■ Task item: Which lines in the records below include the word "Clinical"? Report each of them in full.

■ Web page and app entries:
+---+

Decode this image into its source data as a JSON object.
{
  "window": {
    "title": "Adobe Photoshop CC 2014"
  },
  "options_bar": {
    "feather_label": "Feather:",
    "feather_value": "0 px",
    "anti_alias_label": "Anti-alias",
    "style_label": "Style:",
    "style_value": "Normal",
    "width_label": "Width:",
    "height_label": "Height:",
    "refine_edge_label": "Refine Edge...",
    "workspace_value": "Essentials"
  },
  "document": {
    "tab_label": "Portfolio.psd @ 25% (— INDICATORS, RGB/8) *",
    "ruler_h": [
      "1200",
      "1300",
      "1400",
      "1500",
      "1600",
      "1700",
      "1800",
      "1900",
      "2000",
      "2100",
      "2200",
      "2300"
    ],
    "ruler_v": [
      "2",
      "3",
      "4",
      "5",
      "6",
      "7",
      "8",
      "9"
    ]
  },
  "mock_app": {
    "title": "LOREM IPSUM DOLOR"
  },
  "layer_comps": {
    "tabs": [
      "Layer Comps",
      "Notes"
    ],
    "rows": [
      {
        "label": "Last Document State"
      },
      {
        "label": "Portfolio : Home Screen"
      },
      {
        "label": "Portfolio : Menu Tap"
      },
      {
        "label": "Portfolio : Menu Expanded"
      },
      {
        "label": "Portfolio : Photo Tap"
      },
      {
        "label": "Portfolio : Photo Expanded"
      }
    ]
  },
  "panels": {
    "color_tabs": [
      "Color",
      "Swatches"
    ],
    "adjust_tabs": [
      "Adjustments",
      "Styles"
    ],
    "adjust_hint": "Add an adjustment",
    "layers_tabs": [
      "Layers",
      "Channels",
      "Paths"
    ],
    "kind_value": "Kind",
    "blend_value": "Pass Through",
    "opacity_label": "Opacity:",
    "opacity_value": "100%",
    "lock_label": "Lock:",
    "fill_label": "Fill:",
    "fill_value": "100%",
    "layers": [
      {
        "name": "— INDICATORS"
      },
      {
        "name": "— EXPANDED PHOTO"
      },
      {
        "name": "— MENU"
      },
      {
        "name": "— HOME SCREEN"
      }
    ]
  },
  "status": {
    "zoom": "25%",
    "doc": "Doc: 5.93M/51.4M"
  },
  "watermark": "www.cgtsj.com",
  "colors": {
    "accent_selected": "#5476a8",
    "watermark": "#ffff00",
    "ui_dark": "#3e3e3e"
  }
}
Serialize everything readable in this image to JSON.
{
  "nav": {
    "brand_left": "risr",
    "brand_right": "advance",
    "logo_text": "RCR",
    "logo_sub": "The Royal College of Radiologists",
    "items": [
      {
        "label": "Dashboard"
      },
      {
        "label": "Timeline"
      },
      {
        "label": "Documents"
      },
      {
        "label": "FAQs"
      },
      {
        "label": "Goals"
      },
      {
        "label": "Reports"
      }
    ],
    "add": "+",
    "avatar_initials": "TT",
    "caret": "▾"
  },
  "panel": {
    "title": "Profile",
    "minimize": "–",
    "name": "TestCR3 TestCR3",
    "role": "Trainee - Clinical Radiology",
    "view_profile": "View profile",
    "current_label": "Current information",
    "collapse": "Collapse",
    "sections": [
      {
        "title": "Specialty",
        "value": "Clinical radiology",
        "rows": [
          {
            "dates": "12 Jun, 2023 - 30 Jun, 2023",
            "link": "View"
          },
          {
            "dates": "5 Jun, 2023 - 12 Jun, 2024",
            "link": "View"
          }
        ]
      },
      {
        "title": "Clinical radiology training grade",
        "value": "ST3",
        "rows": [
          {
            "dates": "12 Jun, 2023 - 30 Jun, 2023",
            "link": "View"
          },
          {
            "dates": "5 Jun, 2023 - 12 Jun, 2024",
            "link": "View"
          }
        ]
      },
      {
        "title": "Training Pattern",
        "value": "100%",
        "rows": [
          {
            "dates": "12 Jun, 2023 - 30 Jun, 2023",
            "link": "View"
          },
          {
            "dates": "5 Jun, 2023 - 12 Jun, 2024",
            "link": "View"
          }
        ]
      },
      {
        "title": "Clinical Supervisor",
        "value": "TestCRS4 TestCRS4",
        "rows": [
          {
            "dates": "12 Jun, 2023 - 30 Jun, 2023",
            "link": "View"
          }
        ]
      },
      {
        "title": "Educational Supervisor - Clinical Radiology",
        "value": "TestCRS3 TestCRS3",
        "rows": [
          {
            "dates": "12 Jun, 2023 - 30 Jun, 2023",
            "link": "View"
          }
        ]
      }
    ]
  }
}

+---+

■ Output:
    "role": "Trainee - Clinical Radiology",
        "value": "Clinical radiology",
        "title": "Clinical radiology training grade",
        "title": "Clinical Supervisor",
        "title": "Educational Supervisor - Clinical Radiology",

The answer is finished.